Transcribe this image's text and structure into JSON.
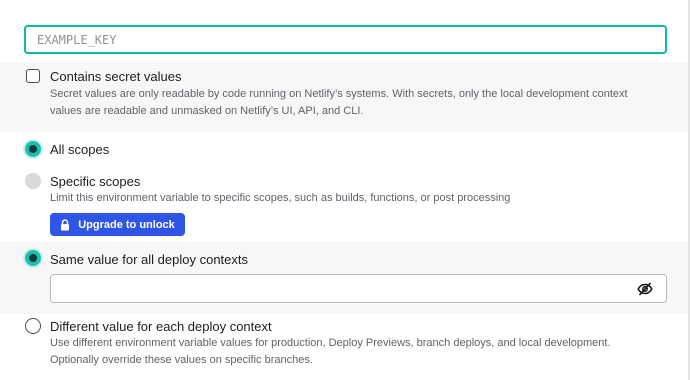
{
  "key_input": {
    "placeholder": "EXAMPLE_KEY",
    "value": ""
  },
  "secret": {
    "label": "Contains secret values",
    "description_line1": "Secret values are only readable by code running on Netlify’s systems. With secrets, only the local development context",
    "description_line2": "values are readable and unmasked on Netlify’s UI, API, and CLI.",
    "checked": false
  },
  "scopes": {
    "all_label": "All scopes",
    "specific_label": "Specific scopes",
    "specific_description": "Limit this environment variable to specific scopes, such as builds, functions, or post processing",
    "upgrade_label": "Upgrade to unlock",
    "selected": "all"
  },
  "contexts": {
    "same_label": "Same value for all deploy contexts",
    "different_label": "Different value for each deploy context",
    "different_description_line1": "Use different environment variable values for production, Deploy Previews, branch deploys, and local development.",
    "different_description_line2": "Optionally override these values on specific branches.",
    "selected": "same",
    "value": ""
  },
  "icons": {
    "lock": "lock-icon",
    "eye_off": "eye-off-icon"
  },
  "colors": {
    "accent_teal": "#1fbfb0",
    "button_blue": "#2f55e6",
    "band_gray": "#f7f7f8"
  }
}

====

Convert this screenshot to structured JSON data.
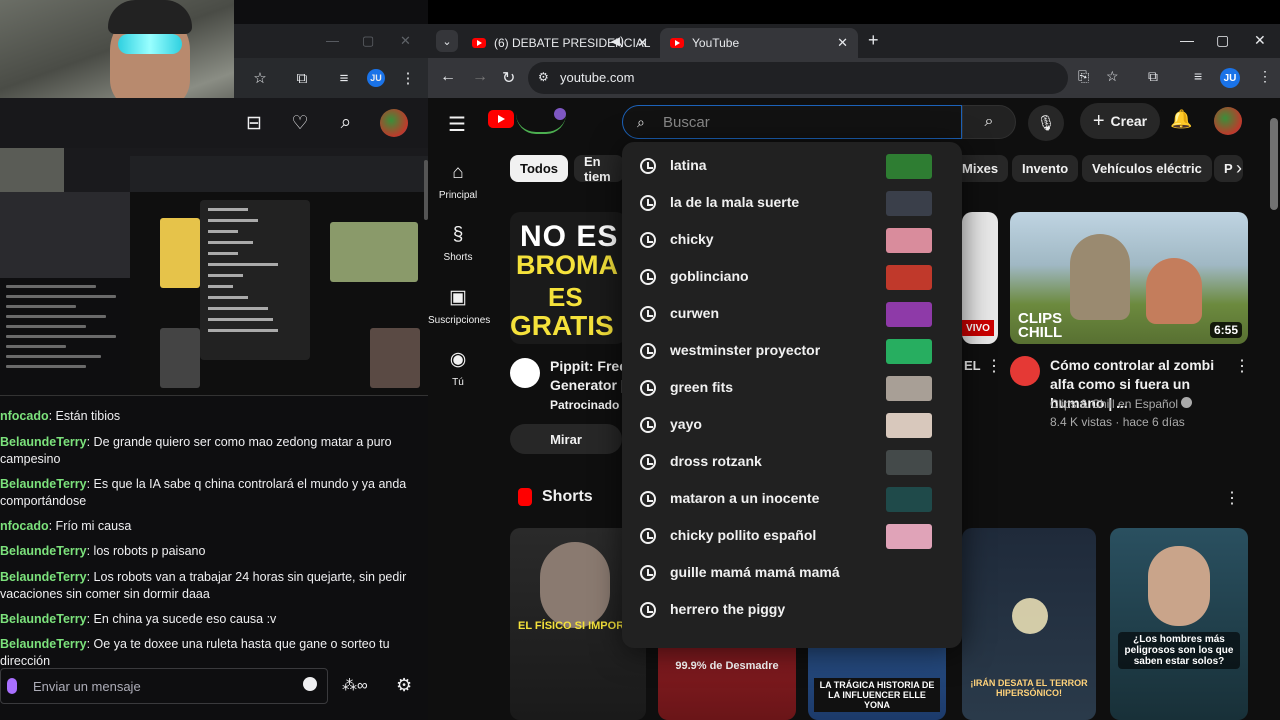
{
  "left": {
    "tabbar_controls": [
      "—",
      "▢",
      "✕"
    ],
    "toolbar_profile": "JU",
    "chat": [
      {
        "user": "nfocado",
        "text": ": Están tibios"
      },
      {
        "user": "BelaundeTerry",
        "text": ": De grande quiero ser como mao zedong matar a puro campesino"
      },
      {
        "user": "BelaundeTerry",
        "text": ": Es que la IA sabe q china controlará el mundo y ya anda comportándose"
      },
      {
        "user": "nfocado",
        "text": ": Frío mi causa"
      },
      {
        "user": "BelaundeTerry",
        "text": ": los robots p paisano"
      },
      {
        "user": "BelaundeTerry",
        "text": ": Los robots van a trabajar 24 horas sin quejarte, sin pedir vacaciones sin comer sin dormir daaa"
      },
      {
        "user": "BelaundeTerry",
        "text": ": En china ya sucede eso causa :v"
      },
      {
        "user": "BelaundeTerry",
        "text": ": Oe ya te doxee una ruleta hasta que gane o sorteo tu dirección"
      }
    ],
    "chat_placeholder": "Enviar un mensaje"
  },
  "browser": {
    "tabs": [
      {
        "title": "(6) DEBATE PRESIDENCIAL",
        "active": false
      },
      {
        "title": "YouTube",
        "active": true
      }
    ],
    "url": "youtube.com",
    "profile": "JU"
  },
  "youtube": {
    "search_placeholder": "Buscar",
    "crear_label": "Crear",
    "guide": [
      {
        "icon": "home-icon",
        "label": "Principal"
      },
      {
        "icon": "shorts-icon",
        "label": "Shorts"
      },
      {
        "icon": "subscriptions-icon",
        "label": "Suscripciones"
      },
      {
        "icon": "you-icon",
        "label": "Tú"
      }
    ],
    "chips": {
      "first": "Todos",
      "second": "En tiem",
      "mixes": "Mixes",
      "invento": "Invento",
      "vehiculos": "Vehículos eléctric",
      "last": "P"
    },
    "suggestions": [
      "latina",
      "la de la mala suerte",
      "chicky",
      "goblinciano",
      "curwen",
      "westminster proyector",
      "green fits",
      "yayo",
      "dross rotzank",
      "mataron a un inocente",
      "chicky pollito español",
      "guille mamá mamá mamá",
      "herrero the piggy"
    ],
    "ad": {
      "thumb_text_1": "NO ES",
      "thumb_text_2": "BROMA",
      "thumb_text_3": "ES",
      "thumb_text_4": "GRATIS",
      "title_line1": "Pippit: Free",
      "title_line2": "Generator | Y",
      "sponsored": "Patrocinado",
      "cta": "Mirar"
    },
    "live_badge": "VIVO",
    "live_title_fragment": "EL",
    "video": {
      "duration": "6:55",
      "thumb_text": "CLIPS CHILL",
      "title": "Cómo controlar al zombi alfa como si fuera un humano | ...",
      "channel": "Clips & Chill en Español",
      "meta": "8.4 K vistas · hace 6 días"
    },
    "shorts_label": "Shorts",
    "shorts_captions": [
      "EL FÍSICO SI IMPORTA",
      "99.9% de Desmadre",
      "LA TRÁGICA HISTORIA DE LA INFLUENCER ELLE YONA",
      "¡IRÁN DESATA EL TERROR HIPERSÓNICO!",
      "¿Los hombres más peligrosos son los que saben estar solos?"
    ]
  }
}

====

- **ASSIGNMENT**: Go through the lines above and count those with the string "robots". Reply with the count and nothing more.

- **EXERCISE SOLUTION**: 2